> _PROBLEM TO WORK ON_
Your response is a verbatim copy of the listing, stripped of its images.

> _PROVIDED DATA_
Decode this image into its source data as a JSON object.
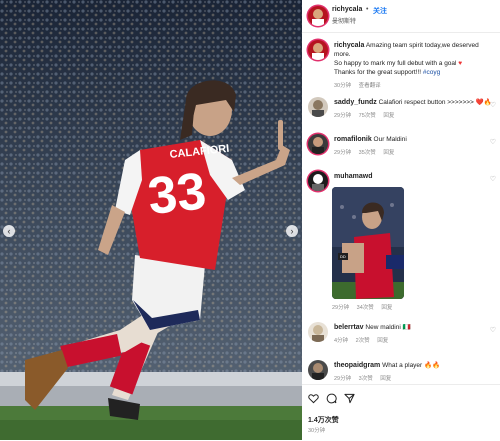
{
  "post": {
    "username": "richycala",
    "location": "曼彻斯特",
    "follow_label": "关注"
  },
  "caption": {
    "username": "richycala",
    "text_line1": "Amazing team spirit today,we deserved more.",
    "text_line2": "So happy to mark my full debut with a goal",
    "text_line3": "Thanks for the great support!!!",
    "hashtag": "#coyg",
    "time": "30分钟",
    "action": "查看翻译"
  },
  "comments": [
    {
      "username": "saddy_fundz",
      "text": "Calafiori respect button >>>>>>>",
      "emoji": "❤️🔥",
      "time": "29分钟",
      "likes": "75次赞",
      "reply": "回复"
    },
    {
      "username": "romafilonik",
      "text": "Our Maldini",
      "time": "29分钟",
      "likes": "35次赞",
      "reply": "回复"
    },
    {
      "username": "muhamawd",
      "text": "",
      "time": "29分钟",
      "likes": "34次赞",
      "reply": "回复",
      "has_image": true
    },
    {
      "username": "belerrtav",
      "text": "New maldini 🇮🇹",
      "time": "4分钟",
      "likes": "2次赞",
      "reply": "回复"
    },
    {
      "username": "theopaidgram",
      "text": "What a player",
      "emoji": "🔥🔥",
      "time": "29分钟",
      "likes": "3次赞",
      "reply": "回复"
    }
  ],
  "footer": {
    "likes_count": "1.4万次赞",
    "time_ago": "30分钟",
    "icons": [
      "heart-icon",
      "comment-icon",
      "share-icon"
    ]
  },
  "photo": {
    "jersey_name": "CALAFIORI",
    "jersey_number": "33",
    "kit_color": "#d71f2b",
    "sleeve_color": "#ffffff"
  },
  "inset": {
    "chip_text": "DD"
  }
}
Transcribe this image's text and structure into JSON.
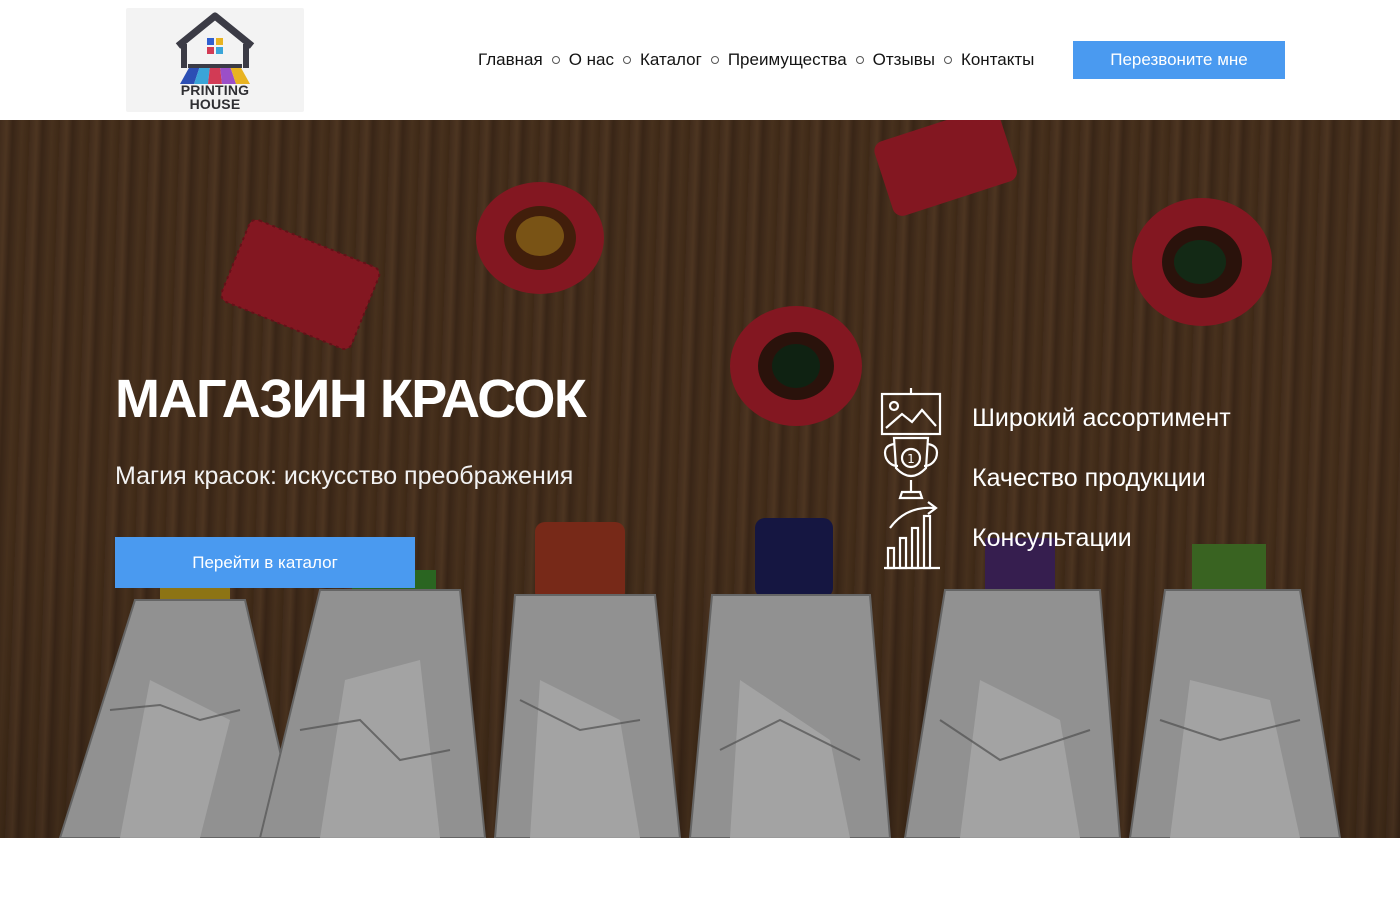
{
  "header": {
    "logo": {
      "line1": "PRINTING",
      "line2": "HOUSE"
    },
    "nav": [
      "Главная",
      "О нас",
      "Каталог",
      "Преимущества",
      "Отзывы",
      "Контакты"
    ],
    "callback_label": "Перезвоните мне"
  },
  "hero": {
    "title": "МАГАЗИН КРАСОК",
    "subtitle": "Магия красок: искусство преображения",
    "catalog_button": "Перейти в каталог",
    "features": [
      {
        "icon": "image-icon",
        "label": "Широкий ассортимент"
      },
      {
        "icon": "trophy-icon",
        "label": "Качество продукции"
      },
      {
        "icon": "growth-chart-icon",
        "label": "Консультации"
      }
    ]
  },
  "colors": {
    "accent": "#4a9af0",
    "cap_red": "#c62a3a",
    "wood": "#5c3f28"
  }
}
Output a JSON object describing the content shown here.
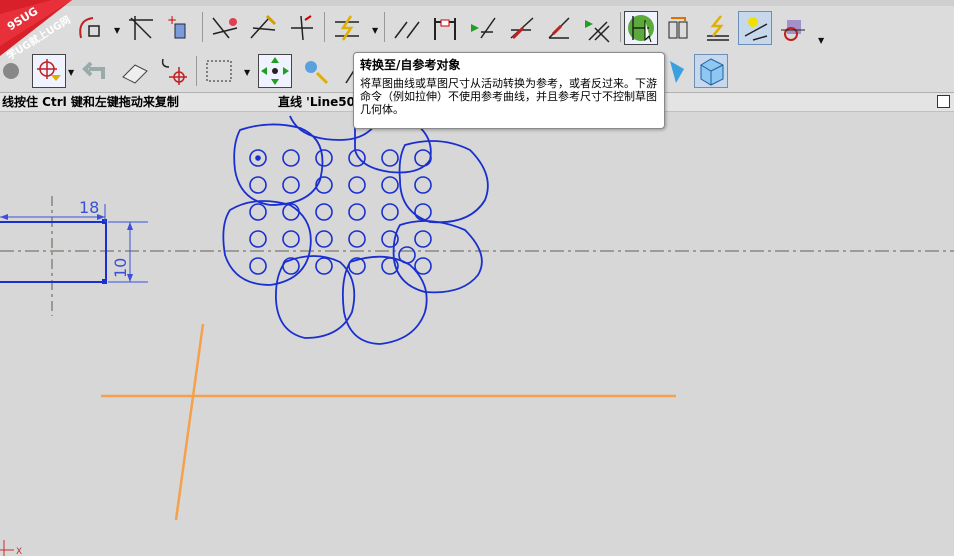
{
  "watermark": {
    "line1": "9SUG",
    "line2": "学UG就上UG网"
  },
  "status_bar": {
    "left_text": "线按住 Ctrl 键和左键拖动来复制",
    "right_text": "直线 'Line50"
  },
  "tooltip": {
    "title": "转换至/自参考对象",
    "body": "将草图曲线或草图尺寸从活动转换为参考，或者反过来。下游命令（例如拉伸）不使用参考曲线，并且参考尺寸不控制草图几何体。"
  },
  "toolbar_row1": [
    {
      "name": "profile-tool",
      "icon": "profile-icon"
    },
    {
      "name": "rectangle-tool",
      "icon": "rectangle-icon"
    },
    {
      "name": "offset-curve-tool",
      "icon": "offset-curve-icon"
    },
    {
      "name": "trim-corner-tool",
      "icon": "corner-icon"
    },
    {
      "name": "mirror-tool",
      "icon": "mirror-icon"
    },
    {
      "name": "quick-trim-tool",
      "icon": "quick-trim-icon"
    },
    {
      "name": "quick-extend-tool",
      "icon": "quick-extend-icon"
    },
    {
      "name": "make-corner-tool",
      "icon": "make-corner-icon"
    },
    {
      "name": "constraint-tool",
      "icon": "constraint-icon"
    },
    {
      "name": "fillet-tool",
      "icon": "fillet-icon"
    },
    {
      "name": "chamfer-tool",
      "icon": "chamfer-icon"
    },
    {
      "name": "perpendicular-tool",
      "icon": "perpendicular-icon"
    },
    {
      "name": "relations-tool",
      "icon": "relations-icon"
    },
    {
      "name": "parallel-tool",
      "icon": "parallel-icon"
    },
    {
      "name": "fixed-tool",
      "icon": "fixed-icon"
    },
    {
      "name": "convert-reference-tool",
      "icon": "convert-reference-icon"
    },
    {
      "name": "alternate-solution-tool",
      "icon": "alternate-solution-icon"
    },
    {
      "name": "inferred-constraints-tool",
      "icon": "inferred-constraints-icon"
    },
    {
      "name": "create-inferred-tool",
      "icon": "create-inferred-icon"
    },
    {
      "name": "auto-dimension-tool",
      "icon": "auto-dimension-icon"
    }
  ],
  "drawing": {
    "dim_width": "18",
    "dim_height": "10",
    "axis_label": "X"
  },
  "colors": {
    "sketch_blue": "#1a2fd0",
    "reference_orange": "#f5a04a",
    "centerline_gray": "#7a7a70",
    "dim_blue": "#3a50d8"
  }
}
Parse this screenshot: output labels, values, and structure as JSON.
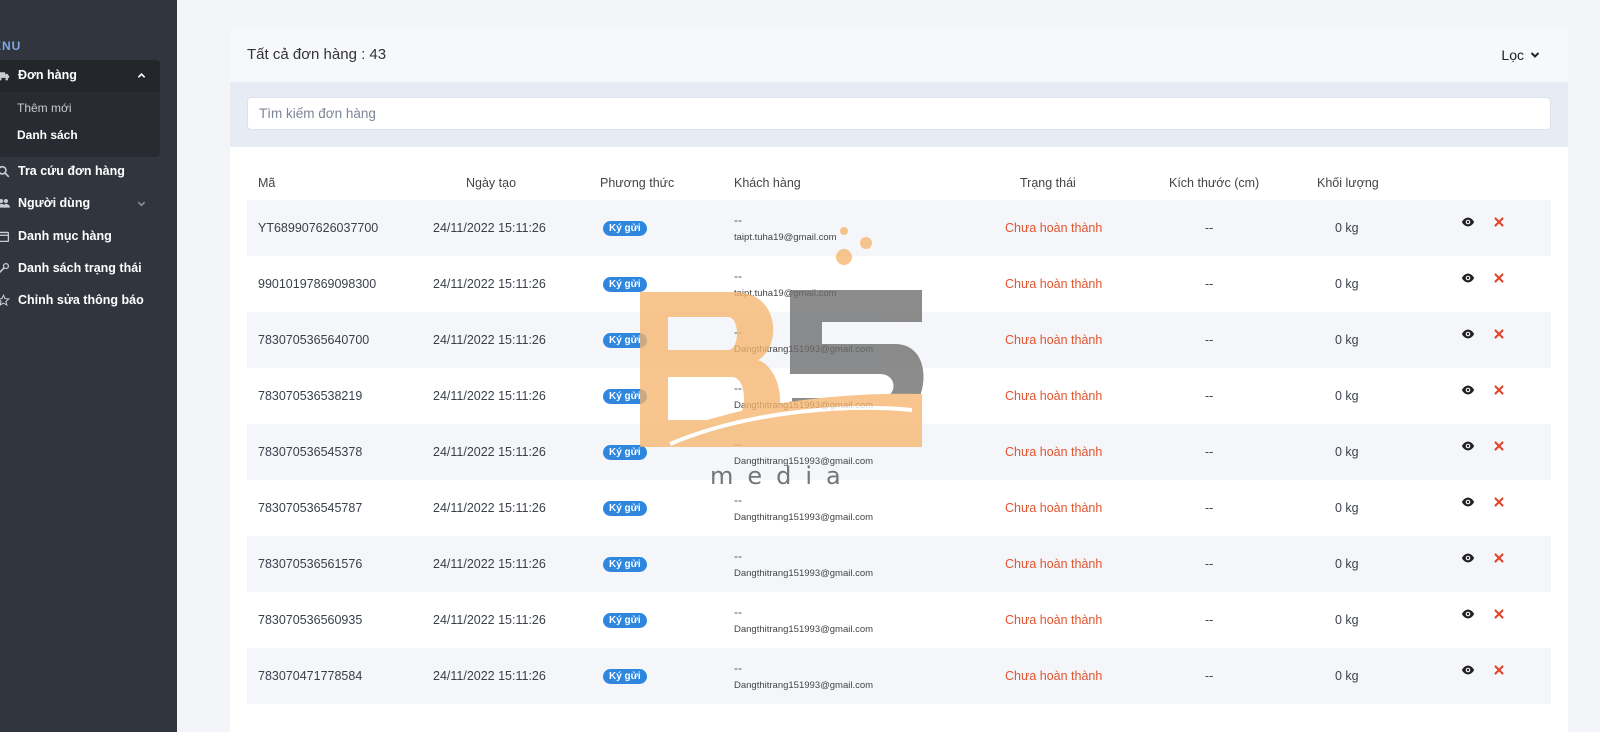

> _EXPECTED ANSWER_
Decode this image into its source data as a JSON object.
{
  "post": {
    "username": "richycala",
    "location": "曼彻斯特",
    "follow_label": "关注"
  },
  "caption": {
    "username": "richycala",
    "text_line1": "Amazing team spirit today,we deserved more.",
    "text_line2": "So happy to mark my full debut with a goal",
    "text_line3": "Thanks for the great support!!!",
    "hashtag": "#coyg",
    "time": "30分钟",
    "action": "查看翻译"
  },
  "comments": [
    {
      "username": "saddy_fundz",
      "text": "Calafiori respect button >>>>>>>",
      "emoji": "❤️🔥",
      "time": "29分钟",
      "likes": "75次赞",
      "reply": "回复"
    },
    {
      "username": "romafilonik",
      "text": "Our Maldini",
      "time": "29分钟",
      "likes": "35次赞",
      "reply": "回复"
    },
    {
      "username": "muhamawd",
      "text": "",
      "time": "29分钟",
      "likes": "34次赞",
      "reply": "回复",
      "has_image": true
    },
    {
      "username": "belerrtav",
      "text": "New maldini 🇮🇹",
      "time": "4分钟",
      "likes": "2次赞",
      "reply": "回复"
    },
    {
      "username": "theopaidgram",
      "text": "What a player",
      "emoji": "🔥🔥",
      "time": "29分钟",
      "likes": "3次赞",
      "reply": "回复"
    }
  ],
  "footer": {
    "likes_count": "1.4万次赞",
    "time_ago": "30分钟",
    "icons": [
      "heart-icon",
      "comment-icon",
      "share-icon"
    ]
  },
  "photo": {
    "jersey_name": "CALAFIORI",
    "jersey_number": "33",
    "kit_color": "#d71f2b",
    "sleeve_color": "#ffffff"
  },
  "inset": {
    "chip_text": "DD"
  }
}
Transcribe this image's text and structure into JSON.
{
  "header": {
    "logo": {
      "line1": "PRINTING",
      "line2": "HOUSE"
    },
    "nav": [
      "Главная",
      "О нас",
      "Каталог",
      "Преимущества",
      "Отзывы",
      "Контакты"
    ],
    "callback_label": "Перезвоните мне"
  },
  "hero": {
    "title": "МАГАЗИН КРАСОК",
    "subtitle": "Магия красок: искусство преображения",
    "catalog_button": "Перейти в каталог",
    "features": [
      {
        "icon": "image-icon",
        "label": "Широкий ассортимент"
      },
      {
        "icon": "trophy-icon",
        "label": "Качество продукции"
      },
      {
        "icon": "growth-chart-icon",
        "label": "Консультации"
      }
    ]
  },
  "colors": {
    "accent": "#4a9af0",
    "cap_red": "#c62a3a",
    "wood": "#5c3f28"
  }
}
Output a JSON object describing the content shown here.
{
  "watermark": {
    "line1": "9SUG",
    "line2": "学UG就上UG网"
  },
  "status_bar": {
    "left_text": "线按住 Ctrl 键和左键拖动来复制",
    "right_text": "直线 'Line50"
  },
  "tooltip": {
    "title": "转换至/自参考对象",
    "body": "将草图曲线或草图尺寸从活动转换为参考，或者反过来。下游命令（例如拉伸）不使用参考曲线，并且参考尺寸不控制草图几何体。"
  },
  "toolbar_row1": [
    {
      "name": "profile-tool",
      "icon": "profile-icon"
    },
    {
      "name": "rectangle-tool",
      "icon": "rectangle-icon"
    },
    {
      "name": "offset-curve-tool",
      "icon": "offset-curve-icon"
    },
    {
      "name": "trim-corner-tool",
      "icon": "corner-icon"
    },
    {
      "name": "mirror-tool",
      "icon": "mirror-icon"
    },
    {
      "name": "quick-trim-tool",
      "icon": "quick-trim-icon"
    },
    {
      "name": "quick-extend-tool",
      "icon": "quick-extend-icon"
    },
    {
      "name": "make-corner-tool",
      "icon": "make-corner-icon"
    },
    {
      "name": "constraint-tool",
      "icon": "constraint-icon"
    },
    {
      "name": "fillet-tool",
      "icon": "fillet-icon"
    },
    {
      "name": "chamfer-tool",
      "icon": "chamfer-icon"
    },
    {
      "name": "perpendicular-tool",
      "icon": "perpendicular-icon"
    },
    {
      "name": "relations-tool",
      "icon": "relations-icon"
    },
    {
      "name": "parallel-tool",
      "icon": "parallel-icon"
    },
    {
      "name": "fixed-tool",
      "icon": "fixed-icon"
    },
    {
      "name": "convert-reference-tool",
      "icon": "convert-reference-icon"
    },
    {
      "name": "alternate-solution-tool",
      "icon": "alternate-solution-icon"
    },
    {
      "name": "inferred-constraints-tool",
      "icon": "inferred-constraints-icon"
    },
    {
      "name": "create-inferred-tool",
      "icon": "create-inferred-icon"
    },
    {
      "name": "auto-dimension-tool",
      "icon": "auto-dimension-icon"
    }
  ],
  "drawing": {
    "dim_width": "18",
    "dim_height": "10",
    "axis_label": "X"
  },
  "colors": {
    "sketch_blue": "#1a2fd0",
    "reference_orange": "#f5a04a",
    "centerline_gray": "#7a7a70",
    "dim_blue": "#3a50d8"
  }
}
Parse this screenshot: output labels, values, and structure as JSON.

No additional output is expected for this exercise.